  5. ^ "Chocolat (2000)". Box Office Mojo. Retrieved 6 March 2018.
  6. ^ James, Alison (24 December 2001). "Homegrown pix gain in Europe". Variety. p. 7.
  7. ^ a b Bing, Jonathan (June 11, 2001). "B.O. treacle-down theory: Motion by emotion". Variety. p. 6.
  8. ^ "Chocolat (2000)". Rotten Tomatoes. Fandango Media. Retrieved 12 October 2023.
  9. ^ "Chocolat" – via
  10. ^ "Home". CinemaScore. Retrieved 2022-02-28.

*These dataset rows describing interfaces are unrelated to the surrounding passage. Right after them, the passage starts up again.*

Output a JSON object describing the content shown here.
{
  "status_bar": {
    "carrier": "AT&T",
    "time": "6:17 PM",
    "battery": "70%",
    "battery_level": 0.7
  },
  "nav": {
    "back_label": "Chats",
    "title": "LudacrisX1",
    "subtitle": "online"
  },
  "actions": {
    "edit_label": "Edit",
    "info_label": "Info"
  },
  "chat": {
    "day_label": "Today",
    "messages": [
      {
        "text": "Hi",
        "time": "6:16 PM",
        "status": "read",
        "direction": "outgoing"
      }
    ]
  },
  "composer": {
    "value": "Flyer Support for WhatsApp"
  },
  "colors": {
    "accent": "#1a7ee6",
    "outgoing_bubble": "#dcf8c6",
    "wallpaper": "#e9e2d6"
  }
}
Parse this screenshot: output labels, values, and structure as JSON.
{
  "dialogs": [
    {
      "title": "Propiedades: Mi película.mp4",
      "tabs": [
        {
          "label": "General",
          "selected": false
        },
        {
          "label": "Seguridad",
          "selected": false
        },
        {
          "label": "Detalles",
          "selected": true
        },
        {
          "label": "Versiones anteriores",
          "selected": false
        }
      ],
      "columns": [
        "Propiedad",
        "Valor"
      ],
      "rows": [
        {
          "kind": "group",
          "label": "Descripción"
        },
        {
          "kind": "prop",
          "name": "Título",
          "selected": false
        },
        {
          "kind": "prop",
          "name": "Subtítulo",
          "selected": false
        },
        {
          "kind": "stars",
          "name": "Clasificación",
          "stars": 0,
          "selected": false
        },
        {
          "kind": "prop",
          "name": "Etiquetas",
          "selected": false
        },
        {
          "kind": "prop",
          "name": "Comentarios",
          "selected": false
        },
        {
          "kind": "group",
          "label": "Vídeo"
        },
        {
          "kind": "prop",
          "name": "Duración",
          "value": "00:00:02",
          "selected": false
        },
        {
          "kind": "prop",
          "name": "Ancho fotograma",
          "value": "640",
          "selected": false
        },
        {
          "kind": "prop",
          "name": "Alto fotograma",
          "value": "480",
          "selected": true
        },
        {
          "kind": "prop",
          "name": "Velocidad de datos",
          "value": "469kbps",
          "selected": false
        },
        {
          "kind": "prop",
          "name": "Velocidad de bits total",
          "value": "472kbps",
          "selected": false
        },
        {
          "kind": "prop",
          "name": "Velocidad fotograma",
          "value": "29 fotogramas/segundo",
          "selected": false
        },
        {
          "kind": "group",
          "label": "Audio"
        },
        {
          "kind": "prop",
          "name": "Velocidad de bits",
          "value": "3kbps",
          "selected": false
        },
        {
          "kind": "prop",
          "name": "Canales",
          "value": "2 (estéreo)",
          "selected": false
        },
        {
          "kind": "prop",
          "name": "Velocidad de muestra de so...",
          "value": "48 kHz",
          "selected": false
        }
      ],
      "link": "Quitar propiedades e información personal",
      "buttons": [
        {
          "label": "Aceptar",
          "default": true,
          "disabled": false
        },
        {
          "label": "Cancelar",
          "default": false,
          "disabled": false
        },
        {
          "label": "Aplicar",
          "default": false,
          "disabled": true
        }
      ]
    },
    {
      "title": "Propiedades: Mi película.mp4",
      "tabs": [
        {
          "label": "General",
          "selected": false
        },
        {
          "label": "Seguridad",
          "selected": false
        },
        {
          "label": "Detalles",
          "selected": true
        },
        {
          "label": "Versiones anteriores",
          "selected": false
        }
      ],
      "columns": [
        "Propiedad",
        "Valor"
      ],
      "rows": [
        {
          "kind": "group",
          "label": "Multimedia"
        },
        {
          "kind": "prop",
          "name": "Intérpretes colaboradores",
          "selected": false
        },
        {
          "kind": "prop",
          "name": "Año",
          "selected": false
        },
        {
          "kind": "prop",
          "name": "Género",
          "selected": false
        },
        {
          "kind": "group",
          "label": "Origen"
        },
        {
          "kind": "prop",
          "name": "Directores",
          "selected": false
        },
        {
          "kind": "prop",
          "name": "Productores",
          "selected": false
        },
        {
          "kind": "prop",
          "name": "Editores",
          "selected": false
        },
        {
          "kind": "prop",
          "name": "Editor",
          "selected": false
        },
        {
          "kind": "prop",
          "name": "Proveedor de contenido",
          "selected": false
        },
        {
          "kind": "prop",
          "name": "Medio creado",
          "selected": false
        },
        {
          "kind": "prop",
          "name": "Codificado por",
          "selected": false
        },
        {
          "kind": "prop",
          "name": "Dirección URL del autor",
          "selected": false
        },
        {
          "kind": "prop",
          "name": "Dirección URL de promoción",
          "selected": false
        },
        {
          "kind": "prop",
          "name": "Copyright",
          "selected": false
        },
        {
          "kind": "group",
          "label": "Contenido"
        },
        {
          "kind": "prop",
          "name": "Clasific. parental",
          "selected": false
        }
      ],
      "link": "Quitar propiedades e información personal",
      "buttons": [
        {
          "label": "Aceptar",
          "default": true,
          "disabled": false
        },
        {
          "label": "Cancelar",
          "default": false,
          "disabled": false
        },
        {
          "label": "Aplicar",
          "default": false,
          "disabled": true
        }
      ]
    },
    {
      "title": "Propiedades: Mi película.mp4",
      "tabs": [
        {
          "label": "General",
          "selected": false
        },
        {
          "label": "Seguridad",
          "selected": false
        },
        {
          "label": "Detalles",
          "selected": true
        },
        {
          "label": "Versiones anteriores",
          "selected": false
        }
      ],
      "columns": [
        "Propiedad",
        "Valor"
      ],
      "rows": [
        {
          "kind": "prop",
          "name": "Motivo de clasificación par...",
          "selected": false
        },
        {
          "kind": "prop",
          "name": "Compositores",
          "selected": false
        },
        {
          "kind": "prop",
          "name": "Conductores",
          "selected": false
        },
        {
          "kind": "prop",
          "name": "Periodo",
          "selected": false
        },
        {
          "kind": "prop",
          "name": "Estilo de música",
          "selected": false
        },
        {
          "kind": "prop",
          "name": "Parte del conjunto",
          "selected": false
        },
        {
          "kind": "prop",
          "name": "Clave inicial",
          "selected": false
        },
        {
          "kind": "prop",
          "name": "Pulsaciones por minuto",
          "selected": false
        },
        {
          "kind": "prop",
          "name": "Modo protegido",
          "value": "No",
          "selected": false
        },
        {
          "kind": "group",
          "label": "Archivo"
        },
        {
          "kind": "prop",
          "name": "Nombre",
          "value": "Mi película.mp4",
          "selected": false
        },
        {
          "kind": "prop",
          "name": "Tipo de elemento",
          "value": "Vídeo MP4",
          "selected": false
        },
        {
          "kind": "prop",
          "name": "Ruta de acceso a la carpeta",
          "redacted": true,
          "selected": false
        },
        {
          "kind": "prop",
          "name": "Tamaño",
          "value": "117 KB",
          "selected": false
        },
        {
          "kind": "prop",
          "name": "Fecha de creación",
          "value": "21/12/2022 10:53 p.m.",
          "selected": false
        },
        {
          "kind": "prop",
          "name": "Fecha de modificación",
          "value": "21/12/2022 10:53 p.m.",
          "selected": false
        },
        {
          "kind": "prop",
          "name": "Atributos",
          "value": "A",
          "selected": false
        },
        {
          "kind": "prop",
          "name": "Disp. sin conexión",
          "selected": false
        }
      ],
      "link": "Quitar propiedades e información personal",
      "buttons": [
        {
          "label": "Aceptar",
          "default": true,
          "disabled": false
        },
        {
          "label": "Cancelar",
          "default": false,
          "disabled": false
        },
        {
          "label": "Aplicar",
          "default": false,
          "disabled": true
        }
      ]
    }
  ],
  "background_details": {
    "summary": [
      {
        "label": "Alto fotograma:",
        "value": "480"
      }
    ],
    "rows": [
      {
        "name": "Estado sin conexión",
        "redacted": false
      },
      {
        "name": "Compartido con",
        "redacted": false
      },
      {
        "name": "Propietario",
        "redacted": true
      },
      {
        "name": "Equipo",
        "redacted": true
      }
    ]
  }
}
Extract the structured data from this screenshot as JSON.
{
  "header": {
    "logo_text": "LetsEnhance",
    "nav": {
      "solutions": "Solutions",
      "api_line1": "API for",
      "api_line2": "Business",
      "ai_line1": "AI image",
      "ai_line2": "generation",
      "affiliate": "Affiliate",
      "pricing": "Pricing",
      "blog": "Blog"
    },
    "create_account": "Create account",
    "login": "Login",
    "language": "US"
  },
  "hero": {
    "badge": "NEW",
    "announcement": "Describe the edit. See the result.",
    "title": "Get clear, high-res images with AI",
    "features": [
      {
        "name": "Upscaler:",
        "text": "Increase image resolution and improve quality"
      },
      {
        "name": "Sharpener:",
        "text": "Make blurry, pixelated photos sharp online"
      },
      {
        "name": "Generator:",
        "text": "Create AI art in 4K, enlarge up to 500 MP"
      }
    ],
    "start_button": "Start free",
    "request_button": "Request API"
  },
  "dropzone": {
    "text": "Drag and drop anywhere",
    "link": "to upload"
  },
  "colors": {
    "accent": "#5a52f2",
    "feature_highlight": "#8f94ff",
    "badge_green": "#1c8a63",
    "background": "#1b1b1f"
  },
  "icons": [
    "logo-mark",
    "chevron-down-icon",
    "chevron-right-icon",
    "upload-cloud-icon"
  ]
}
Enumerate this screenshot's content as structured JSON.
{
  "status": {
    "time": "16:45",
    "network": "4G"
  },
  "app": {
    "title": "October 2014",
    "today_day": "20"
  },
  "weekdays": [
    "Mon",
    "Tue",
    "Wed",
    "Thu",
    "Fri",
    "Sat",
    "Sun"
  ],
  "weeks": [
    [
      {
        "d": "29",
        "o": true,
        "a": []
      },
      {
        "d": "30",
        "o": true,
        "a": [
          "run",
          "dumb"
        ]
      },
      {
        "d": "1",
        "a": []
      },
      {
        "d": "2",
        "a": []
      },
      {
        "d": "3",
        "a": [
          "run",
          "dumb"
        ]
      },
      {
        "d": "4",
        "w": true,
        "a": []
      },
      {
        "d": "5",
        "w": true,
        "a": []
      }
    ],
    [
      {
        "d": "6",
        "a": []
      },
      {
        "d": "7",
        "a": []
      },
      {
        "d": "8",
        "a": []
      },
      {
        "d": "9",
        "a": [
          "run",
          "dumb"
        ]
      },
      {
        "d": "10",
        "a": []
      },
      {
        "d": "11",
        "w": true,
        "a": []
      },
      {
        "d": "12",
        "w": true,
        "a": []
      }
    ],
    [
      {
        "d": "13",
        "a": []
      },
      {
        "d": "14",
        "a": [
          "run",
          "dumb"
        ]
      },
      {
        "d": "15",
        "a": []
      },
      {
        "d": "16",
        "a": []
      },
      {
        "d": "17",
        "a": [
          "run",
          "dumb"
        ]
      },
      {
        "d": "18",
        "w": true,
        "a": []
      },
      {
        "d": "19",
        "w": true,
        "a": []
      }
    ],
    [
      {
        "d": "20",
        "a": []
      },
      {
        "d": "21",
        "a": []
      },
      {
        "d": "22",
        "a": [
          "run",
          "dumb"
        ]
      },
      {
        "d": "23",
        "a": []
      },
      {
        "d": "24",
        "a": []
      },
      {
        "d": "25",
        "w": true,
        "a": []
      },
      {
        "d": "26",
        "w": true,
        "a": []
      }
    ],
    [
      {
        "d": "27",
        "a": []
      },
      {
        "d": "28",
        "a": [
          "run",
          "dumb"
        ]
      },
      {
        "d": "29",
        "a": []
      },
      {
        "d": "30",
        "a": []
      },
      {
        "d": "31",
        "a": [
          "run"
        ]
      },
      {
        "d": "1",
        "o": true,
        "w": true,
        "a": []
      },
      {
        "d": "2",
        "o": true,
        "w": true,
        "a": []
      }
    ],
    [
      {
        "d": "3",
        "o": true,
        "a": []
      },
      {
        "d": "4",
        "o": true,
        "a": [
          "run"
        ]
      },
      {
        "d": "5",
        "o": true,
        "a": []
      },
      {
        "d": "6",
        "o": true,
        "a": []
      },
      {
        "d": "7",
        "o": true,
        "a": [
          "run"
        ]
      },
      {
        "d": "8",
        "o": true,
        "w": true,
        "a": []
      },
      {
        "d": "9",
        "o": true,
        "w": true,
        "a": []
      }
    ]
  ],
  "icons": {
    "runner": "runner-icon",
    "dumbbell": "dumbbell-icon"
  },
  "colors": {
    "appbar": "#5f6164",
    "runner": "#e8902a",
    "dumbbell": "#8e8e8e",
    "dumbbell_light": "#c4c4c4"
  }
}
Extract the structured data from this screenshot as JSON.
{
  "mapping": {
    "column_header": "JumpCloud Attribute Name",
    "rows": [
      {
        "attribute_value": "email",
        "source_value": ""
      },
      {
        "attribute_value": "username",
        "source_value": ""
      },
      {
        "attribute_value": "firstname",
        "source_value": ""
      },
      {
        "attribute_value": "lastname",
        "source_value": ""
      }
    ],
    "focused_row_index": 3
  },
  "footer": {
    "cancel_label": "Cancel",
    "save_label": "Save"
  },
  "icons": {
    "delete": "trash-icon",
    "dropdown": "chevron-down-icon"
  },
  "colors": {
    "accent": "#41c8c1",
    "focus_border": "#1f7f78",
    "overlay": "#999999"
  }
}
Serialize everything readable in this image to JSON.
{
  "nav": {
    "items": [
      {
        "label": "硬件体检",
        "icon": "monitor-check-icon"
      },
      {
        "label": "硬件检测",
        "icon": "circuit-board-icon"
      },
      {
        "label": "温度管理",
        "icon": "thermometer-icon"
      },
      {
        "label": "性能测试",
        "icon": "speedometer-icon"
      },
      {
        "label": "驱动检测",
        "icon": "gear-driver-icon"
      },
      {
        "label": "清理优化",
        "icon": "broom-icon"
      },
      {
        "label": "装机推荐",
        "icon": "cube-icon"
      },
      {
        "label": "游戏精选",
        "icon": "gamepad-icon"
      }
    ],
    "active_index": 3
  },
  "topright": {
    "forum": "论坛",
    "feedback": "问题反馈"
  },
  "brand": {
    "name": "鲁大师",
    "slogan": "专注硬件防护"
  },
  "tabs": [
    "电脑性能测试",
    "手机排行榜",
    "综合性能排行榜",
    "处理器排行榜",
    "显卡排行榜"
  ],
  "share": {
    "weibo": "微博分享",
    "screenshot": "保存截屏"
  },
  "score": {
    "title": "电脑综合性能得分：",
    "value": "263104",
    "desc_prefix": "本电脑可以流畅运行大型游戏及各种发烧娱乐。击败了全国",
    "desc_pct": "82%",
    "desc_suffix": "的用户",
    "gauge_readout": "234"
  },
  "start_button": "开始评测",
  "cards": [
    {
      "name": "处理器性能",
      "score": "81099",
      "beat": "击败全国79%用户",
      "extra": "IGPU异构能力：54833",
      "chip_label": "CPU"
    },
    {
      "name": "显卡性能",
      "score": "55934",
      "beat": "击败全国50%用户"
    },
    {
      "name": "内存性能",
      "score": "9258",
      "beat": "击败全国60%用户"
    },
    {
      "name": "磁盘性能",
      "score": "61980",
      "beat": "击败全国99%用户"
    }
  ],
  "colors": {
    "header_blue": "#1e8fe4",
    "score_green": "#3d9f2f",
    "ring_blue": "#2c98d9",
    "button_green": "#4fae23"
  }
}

  11. ^ Wilmington, Michael (December 22, 2000). "Chocolao: A Romance-Comedy-Fairytale That's Sinfully Sweet". Chicago Tribune. Retrieved April 20, 2020.
  12. ^ Travers, Peter (December 22, 2000). "Chocolat". Rolling Stone. Retrieved April 20, 2020.
  13. ^ Ebert, Roger (December 22, 2000). "Chocolat". Chicago Sun-Times. Retrieved April 20, 2020.
  14. ^ Loewenstein, Lael (December 7, 2000). "Chocolat". Variety. Retrieved April 20, 2020.
  15. ^ LaSalle, Mick (December 22, 2000). "'Chocolat' a Rare Treat That Nourishes the Soul". Los Angeles Times. Retrieved April 20, 2020.
  16. ^ Mitchell, Elvis (2000-12-15). "FILM REVIEW; Candy Power Comes to Town". The New York Times. ISSN 0362-4331. Retrieved 2022-12-04.
  17. ^ Schwarzbaum, Lisa (December 15, 2000). "Chocolat (2000)". Entertainment Weekly. Retrieved April 20, 2020.
  18. ^ a b Chocolat at Metacritic Edit this at Wikidata
  19. ^ Lim, Dennis (December 12, 2000). "The Old Slack Magic". The Village Voice. Retrieved April 20, 2020.
  20. ^ "The 73rd Academy Awards (2001) Nominees and Winners". Academy of Motion Picture Arts and Sciences.
  21. ^ "2001 Winners & Nominees". Art Directors Guild. Retrieved November 7, 2021.
  22. ^ "Berlinale: 2001 Prize Winners". Retrieved 8 January 2012.
  23. ^ "BAFTA Awards: Film in 2001". BAFTA. 2001. Retrieved 16 September 2016.
  24. ^ "Best Cinematography in Feature Film" (PDF). Retrieved June 3, 2021.
  25. ^ "Chocolat – Golden Globes". HFPA. Retrieved July 5, 2021.
  26. ^ "2001 Grammy Award Winners". Retrieved 1 May 2011.
  27. ^ "5th Annual Film Awards (2000)". Online Film & Television Association. Retrieved May 15, 2021.
  28. ^ "International Press Academy website – 2001 5th Annual SATELLITE Awards". Archived from the original on 1 February 2008.
  29. ^ "The 7th Annual Screen Actors Guild Awards". Screen Actors Guild Awards. Archived from the original on November 1, 2011. Retrieved May 21, 2016.
  30. ^ "Past Scripter Awards". USC Scripter Award. Retrieved November 8, 2021.
  31. ^ "World Soundtrack Awards". World Soundtrack Awards. Retrieved December 18, 2021.
  32. ^ "Writers Guild Awards Winners". WGA. 2010. Archived from the original on May 25, 2012. Retrieved March 7, 2019.
  33. ^ Goldbart, Max (November 29, 2022). "'Chocolat': Miramax TV & Mediawan Forging French-Language TV Series Adaptation Of Johnny Depp Movie". Deadline. Retrieved October 6, 2023.

External links[edit]